#### Your instructions
Below are some records; find each line that carries the word "JSON" and copy it.

Dataset rows for apps and sites

- - -

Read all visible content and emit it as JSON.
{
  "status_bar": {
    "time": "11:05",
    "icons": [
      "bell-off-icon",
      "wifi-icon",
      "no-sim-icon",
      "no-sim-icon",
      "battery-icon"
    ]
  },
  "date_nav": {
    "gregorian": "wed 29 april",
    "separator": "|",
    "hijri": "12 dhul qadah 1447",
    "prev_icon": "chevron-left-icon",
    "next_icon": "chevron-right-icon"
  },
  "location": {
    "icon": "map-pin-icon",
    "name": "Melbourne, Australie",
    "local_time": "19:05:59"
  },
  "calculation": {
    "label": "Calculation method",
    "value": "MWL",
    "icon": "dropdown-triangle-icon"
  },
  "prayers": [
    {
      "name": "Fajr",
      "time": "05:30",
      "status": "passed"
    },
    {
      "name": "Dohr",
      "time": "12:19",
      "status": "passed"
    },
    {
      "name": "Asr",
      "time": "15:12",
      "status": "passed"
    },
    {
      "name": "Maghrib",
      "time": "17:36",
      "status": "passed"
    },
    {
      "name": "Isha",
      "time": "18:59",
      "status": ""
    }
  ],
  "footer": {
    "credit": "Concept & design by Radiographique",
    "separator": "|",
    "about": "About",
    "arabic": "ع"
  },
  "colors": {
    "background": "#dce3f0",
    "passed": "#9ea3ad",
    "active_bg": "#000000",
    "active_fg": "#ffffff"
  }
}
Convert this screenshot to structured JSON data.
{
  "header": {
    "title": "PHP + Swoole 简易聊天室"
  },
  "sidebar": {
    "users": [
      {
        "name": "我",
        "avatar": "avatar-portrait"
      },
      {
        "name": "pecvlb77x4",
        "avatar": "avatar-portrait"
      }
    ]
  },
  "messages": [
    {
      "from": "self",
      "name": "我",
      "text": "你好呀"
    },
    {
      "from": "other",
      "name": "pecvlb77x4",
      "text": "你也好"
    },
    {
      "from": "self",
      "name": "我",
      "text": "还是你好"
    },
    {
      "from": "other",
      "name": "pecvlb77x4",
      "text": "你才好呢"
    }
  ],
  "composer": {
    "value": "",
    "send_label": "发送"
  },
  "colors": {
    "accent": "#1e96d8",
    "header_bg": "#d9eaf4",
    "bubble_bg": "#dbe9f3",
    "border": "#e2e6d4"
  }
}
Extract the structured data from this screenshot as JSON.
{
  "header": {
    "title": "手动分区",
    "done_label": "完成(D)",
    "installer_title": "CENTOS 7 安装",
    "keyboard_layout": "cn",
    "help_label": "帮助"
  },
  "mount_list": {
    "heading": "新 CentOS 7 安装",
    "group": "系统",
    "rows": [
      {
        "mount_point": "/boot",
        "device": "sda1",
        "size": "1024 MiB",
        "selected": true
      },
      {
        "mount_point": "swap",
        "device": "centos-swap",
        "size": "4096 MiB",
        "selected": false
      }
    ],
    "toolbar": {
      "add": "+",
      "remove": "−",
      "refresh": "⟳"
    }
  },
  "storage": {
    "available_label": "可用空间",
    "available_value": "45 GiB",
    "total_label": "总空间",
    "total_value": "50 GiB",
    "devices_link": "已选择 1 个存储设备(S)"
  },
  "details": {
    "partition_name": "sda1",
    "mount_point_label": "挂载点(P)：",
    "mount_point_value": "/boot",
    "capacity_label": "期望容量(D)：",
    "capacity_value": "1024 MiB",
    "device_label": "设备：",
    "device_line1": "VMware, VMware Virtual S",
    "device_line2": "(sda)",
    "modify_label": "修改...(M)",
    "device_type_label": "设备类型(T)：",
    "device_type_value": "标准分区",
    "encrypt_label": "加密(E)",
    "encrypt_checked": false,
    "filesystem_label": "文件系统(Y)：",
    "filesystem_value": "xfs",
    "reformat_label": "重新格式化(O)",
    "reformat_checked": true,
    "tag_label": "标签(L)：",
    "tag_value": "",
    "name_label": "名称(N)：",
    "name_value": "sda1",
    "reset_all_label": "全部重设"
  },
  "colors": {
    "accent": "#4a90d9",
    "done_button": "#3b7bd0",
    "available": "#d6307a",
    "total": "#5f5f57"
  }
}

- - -

#### Exercise response
Read all visible content and emit it as JSON.
Convert this screenshot to structured JSON data.
Extract the structured data from this screenshot as JSON.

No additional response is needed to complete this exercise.